### Problem to work on:
Filter the data for "Cart" and copy matching lines.

Web page and app entries:
-=-=-=-=-

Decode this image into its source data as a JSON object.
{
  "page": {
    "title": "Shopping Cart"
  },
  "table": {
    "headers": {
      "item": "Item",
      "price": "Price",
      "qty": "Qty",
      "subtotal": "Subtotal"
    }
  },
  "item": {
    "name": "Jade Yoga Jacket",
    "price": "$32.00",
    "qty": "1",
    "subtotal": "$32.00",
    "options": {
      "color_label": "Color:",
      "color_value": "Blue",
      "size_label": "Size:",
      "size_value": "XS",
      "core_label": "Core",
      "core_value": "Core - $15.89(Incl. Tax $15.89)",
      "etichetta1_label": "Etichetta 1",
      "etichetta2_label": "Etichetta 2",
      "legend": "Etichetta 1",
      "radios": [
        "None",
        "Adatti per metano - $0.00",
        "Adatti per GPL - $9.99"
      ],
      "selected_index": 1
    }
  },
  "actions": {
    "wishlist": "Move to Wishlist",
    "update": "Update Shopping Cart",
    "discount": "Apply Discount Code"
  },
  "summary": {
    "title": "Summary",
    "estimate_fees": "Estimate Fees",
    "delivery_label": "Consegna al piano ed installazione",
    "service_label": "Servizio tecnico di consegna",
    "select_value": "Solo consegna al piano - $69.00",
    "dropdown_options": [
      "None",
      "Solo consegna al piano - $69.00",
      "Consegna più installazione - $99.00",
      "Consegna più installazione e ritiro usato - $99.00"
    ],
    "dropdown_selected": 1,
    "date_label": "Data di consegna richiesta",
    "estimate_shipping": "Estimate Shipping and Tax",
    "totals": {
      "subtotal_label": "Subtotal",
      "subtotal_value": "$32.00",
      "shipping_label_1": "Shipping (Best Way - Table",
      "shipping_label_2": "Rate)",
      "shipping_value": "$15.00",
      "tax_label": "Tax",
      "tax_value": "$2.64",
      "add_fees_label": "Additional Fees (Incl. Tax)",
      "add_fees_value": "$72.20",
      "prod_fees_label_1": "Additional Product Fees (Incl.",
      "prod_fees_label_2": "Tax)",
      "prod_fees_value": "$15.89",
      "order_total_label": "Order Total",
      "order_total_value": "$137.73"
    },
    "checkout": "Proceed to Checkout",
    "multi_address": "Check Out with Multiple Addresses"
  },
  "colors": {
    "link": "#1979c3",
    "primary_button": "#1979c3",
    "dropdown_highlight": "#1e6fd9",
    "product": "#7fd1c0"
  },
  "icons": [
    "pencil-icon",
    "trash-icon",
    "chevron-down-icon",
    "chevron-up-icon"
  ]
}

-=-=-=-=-

### Result of the exercise:
    "title": "Shopping Cart"
    "update": "Update Shopping Cart",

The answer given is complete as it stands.